Building tall is hot in Europe. Just glance at the headlines of any European news outlet, and you’ll see. Europe is ready to grow…and it’s looking up.
After successful developments in the ‘80s (La Défense, Canary Wharf) and the Mayor’s office in London loosening building-height restrictions in early 2000, slowly but steadily other major European cities are embracing tall buildings. What can we learn from international examples?
Building tall does not immediately mean an increase in density. Actually, the contrary is true; as buildings get taller, they must be set further apart and take up more land. Knowing this, it is not surprising that New York—with more than 250 completed buildings of 150+ meters—is still lower in density then Paris, Athens or Barcelona, according to CityLab. The main reason for this is age. European cities developed at a time when walkability was key and transit was, well, Medieval.
A challenge in the 21st century is to adapt and create the best of both worlds—encouraging walkability and a vibrant street life, while still creating high-quality, dense urban environments.
Benefits of tall buildings

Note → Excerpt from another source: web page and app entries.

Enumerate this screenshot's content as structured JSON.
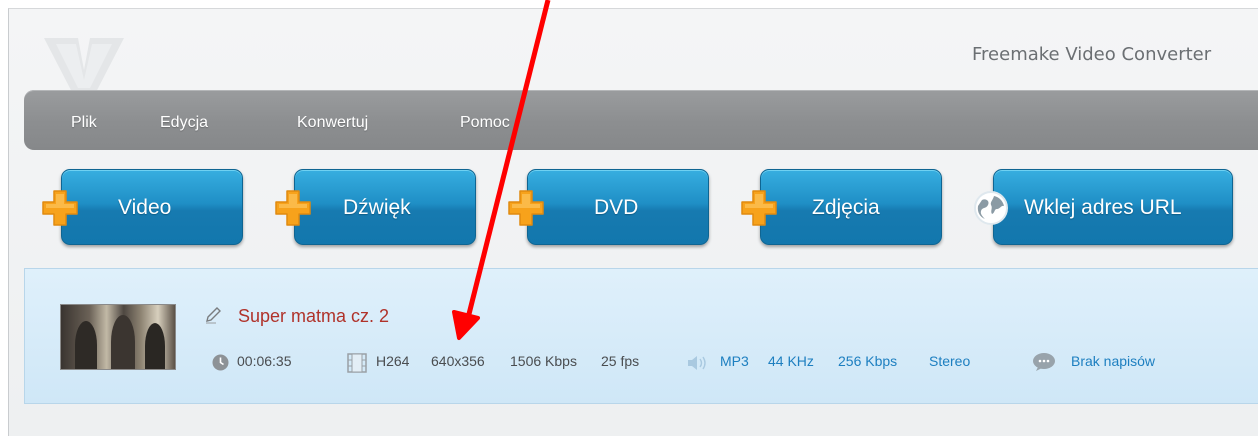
{
  "app": {
    "title": "Freemake Video Converter"
  },
  "menu": {
    "items": [
      "Plik",
      "Edycja",
      "Konwertuj",
      "Pomoc"
    ]
  },
  "toolbar": {
    "video": "Video",
    "audio": "Dźwięk",
    "dvd": "DVD",
    "photos": "Zdjęcia",
    "url": "Wklej adres URL"
  },
  "file": {
    "title": "Super matma cz. 2",
    "duration": "00:06:35",
    "video": {
      "codec": "H264",
      "resolution": "640x356",
      "bitrate": "1506 Kbps",
      "fps": "25 fps"
    },
    "audio": {
      "codec": "MP3",
      "rate": "44 KHz",
      "bitrate": "256 Kbps",
      "channels": "Stereo"
    },
    "subtitles": "Brak napisów"
  },
  "colors": {
    "menubar": "#8c8e90",
    "button": "#1f8fc6",
    "plus": "#f7a21b",
    "title": "#b0322a",
    "link": "#1d7fc0",
    "arrow": "#ff0000"
  },
  "icons": [
    "app-logo-icon",
    "plus-icon",
    "globe-icon",
    "pencil-icon",
    "clock-icon",
    "film-icon",
    "speaker-icon",
    "speech-bubble-icon"
  ]
}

Berlin is exploring the possibilities of the high-rise sphere. Residents are calling for a high-rise plan for the entire city, not the site-by-site approach that the government is currently taking. A healthy balance is needed between users, functions, infrastructure, available green space and accessibility to fully benefit from the impact high(er)-rise development can bring. Unfortunately, these kinds of multi-functional, interconnected developments are scarce in Europe and are part of a vicious cycle: single use high-rise built, little to no benefits to surrounding communities, the public’s perception is negatively influenced and any new developments are opposed.
Based on the global experience of CallisonRTKL, we can draw some key lessons for successful tall building developments in Europe:

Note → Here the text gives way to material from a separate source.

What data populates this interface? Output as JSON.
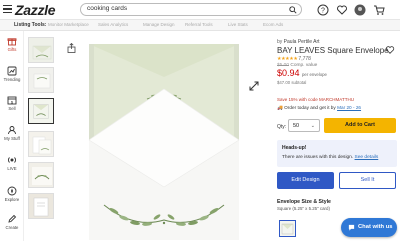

- Connectivity and mobility
We must move beyond the single-site approach and instead connect a development to its surrounding buildings, squares, communities and public transportation networks. Accessibility to a variety of transportation options is essential. This includes walking, biking, busses, metro and the car. But providing these options is not enough; a holistic design is imperative. This means integrating infrastructure, engineering, place-making and commercial activities to provide a seamless connection between home and work.
The integration of buildings and transportation options is mastered in Hong Kong. While this example of Hong Kong Station might seem too extreme for Europe, the applied strategies of access, connectivity and affordable public transportation are applicable globally. Source: MTR
- Activate the base and human scale
Urban planning on a human scale must take contextual relevance into account. Density achieved on a human scale is further enhanced by cultural offerings, which drive interaction and a spirit of exploration. The spaces where this takes place are even more impactful when green space is woven throughout; serving as excellent connective tissue, it heightens quality of life, provides recreational corridors and generates resources for agriculture and water filtration. The base of a new tall building should be given careful consideration as this is where the public-private/active-passive commercial-office-residential-retail balance is providing the most synergies for successful developments.
- Knowledge and innovation
Playing a role in the global network of connected and smart world cities requires winning the hearts and minds of the talented, entrepreneurial set. They are, more often than not, drawn to cosmopolitan areas. Demonstrating that a city’s cultural and educational offerings are engaged in mutually beneficial partnerships with local industry, and on the forefront of technology and innovation, is not only invaluable marketing, it is essential to a robust and sustainable economy.
- Urban design and planning
Land use patterns, zoning and variations in density guarantee a well-balanced society—society that is safe, diverse, engaging and walkable. The evolution from mono-use to mixed-use development has unfolded as people increasingly desire a more compact lifestyle with the convenience of living, working and shopping in close proximity. Success is hugely dependent on creating a variety of experiences that accommodate live, work and play functions. In practice, this amounts to combining convenient amenities with a hospitable workplace and a vibrant retail, entertainment and cultural district in a manner that maximizes value.
Success is hugely dependent on creating a variety of experiences that accommodate live, work and play functions as proposed in the masterplan for Belgrade Waterfront.
From a legal and zoning perspective, it is essential to be able to effectively transfer land-use rights, break-up superblocks into smaller pieces and allow variations in height while sharing quality public space with the community. This provides opportunities for designers and investors to drive synergies, increase land value, secure sustainable funding and create places of high quality and distinction for all users.